Fifty charming pencil, ink, and watercolor drawings by a nineteenth-century master depict diverse but complementary aspects of Japanese art and imagination. Drawn from two rarely circulated, seldom-seen sketchbooks, these images include scenes from everyday life, rendered with expressive elegance, and episodes from classic folktales, portrayed with warm realism.
Best known for his woodblock prints, Hiroshige (17971858) recaptured the magic of the Japanese landscape in the course of his travels throughout the country. These sketchbooks date from around 1840, when the artist was at the height of his talent and popularity.
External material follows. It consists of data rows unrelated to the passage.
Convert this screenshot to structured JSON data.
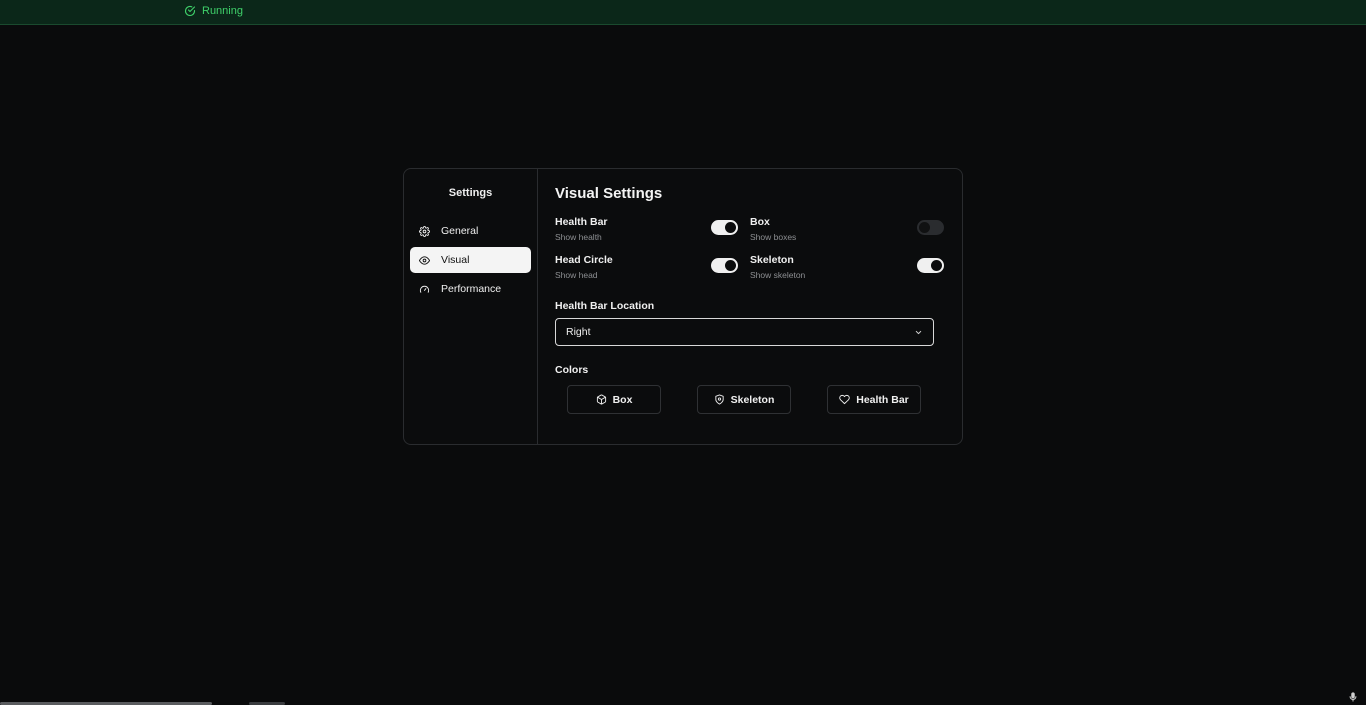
{
  "status": {
    "text": "Running",
    "color": "#3fd06a",
    "icon": "check-circle-icon"
  },
  "sidebar": {
    "title": "Settings",
    "items": [
      {
        "label": "General",
        "icon": "gear-icon",
        "active": false
      },
      {
        "label": "Visual",
        "icon": "eye-icon",
        "active": true
      },
      {
        "label": "Performance",
        "icon": "gauge-icon",
        "active": false
      }
    ]
  },
  "content": {
    "title": "Visual Settings",
    "settings": [
      {
        "label": "Health Bar",
        "desc": "Show health",
        "on": true
      },
      {
        "label": "Box",
        "desc": "Show boxes",
        "on": false
      },
      {
        "label": "Head Circle",
        "desc": "Show head",
        "on": true
      },
      {
        "label": "Skeleton",
        "desc": "Show skeleton",
        "on": true
      }
    ],
    "location": {
      "label": "Health Bar Location",
      "value": "Right"
    },
    "colors": {
      "label": "Colors",
      "buttons": [
        {
          "label": "Box",
          "icon": "cube-icon"
        },
        {
          "label": "Skeleton",
          "icon": "shield-icon"
        },
        {
          "label": "Health Bar",
          "icon": "heart-icon"
        }
      ]
    }
  }
}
Their unique and intimate glimpses of Japan before it opened to the Westof courtesans in traditional costumes, peasants at work, serene landscapes, animals, and episodes from Kabuki dramaoffer delightful souvenirs of the late Edo period and form an engaging, accessible introduction to the complex traditions of Japanese art.